As the league year started, Ryan Grigson and Ruston Webster found themselves walking through the doorway of their team's vaults.
But as exciting as all the action was, the lessons from recent free-agent history hovered over both teams: The winners in free agency, the biggest spenders of the offseason, rarely see the anticipated improvement.
In May, John Clayton ran through teams that spent $100 million or more (the total value of deals on paper) in each offseason going back to 2007.
The average result for the last 10 teams to spend at the $100 million level: no additional wins.
No team wants to be in position where it feels it needs to add so much. Both the Colts and Titans can spell out reasons why it’ll be different for them.

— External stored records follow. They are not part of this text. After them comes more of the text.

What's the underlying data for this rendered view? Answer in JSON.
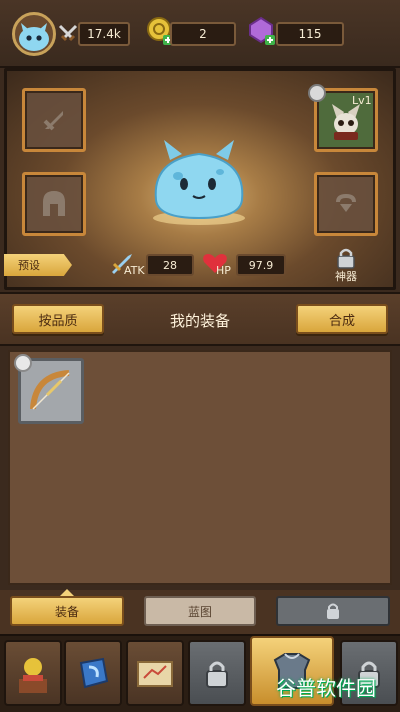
{
  "resources": {
    "power": "17.4k",
    "gold": "2",
    "gems": "115"
  },
  "hero": {
    "level": "Lv1",
    "preset_label": "预设",
    "atk_label": "ATK",
    "atk_value": "28",
    "hp_label": "HP",
    "hp_value": "97.9",
    "artifact_label": "神器"
  },
  "panel": {
    "sort_button": "按品质",
    "title": "我的装备",
    "craft_button": "合成"
  },
  "tabs": {
    "equipment": "装备",
    "blueprint": "蓝图"
  },
  "watermark": "谷普软件园",
  "colors": {
    "accent_gold": "#e3b552",
    "panel_brown": "#6d4f38",
    "slime_blue": "#8fd7f0"
  }
}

“You can spend it, but there are no guarantees,” Webster said. “That’s obvious through the years. We had a rebuilding plan that we felt like we had to do. There were certain areas, like offensive line, where we felt like we had to make an effort to improve; we’d gotten older, had all the injuries.
“We had to bring in some veteran players, and what you hope is you bring in the right kind to help your team.”
Grigson and Webster made plans, targeted players and crafted deals. Both feel confident their teams will be more like the 2012 Rams (5½ more wins) and 2008 Jets (5 more, and the lone winning record on the list) than like the 2012 Saints (six fewer wins in difficult circumstances) or the 2011 Jaguars (three fewer).
The Colts and Titans spread out their spending more than many of the teams on the list, and more than this offseason's biggest spender, the Miami Dolphins, who gave receiver Mike Wallace five years and $60 million.
The 2012 Saints re-signed Drew Brees -- their own guy -- for $100 million. The 2012 Bills committed $96 million to Mario Williams. The 2012 Buccaneers spent more than $100 million on two players -- receiver Vincent Jackson and guard Carl Nicks. The 2007 49ers gave Nate Clements an $80 million deal. The 2011 Eagles negotiated a $60 million deal with Nnamdi Asomugha. The 2012 Rams gave Cortland Finnegan a $50 million contract. All of these players made far more than the other free agents added to those teams.
In the AFC South this year, the two big spenders appear to be more like the 2011 Jaguars, 2011 Seahawks, 2009 Broncos and 2009 Jets. They spread their big expenditures among a larger group of players.
The Colts signed six players to deals that, on paper, are worth between $14 million and $34.5 million apiece, with Cherilus as the top dog.
The Titans gave Levitre a $46.8 million deal, with three others getting contracts worth between $10 million and $17.5 million.
Both teams spent a lot on their offensive and defensive lines instead of acquiring flashy players. Many big-spending teams before them went for more star power: pass-rusher like Williams, corners like Asomugha and Clements or a receiver like Jackson.
“I think it’s having a plan for what you’re doing and knowing exactly what you need and what you are doing scheme-wise. Hopefully, that’s what we did and it helps us get over the hump,” Webster said.
“We’re trying to retool the roster, and it wasn’t two guys or three guys; we signed a lot of players. Many of them are not even big salaries.”
Can it work? Sure, though they’ll have to buck history to do it.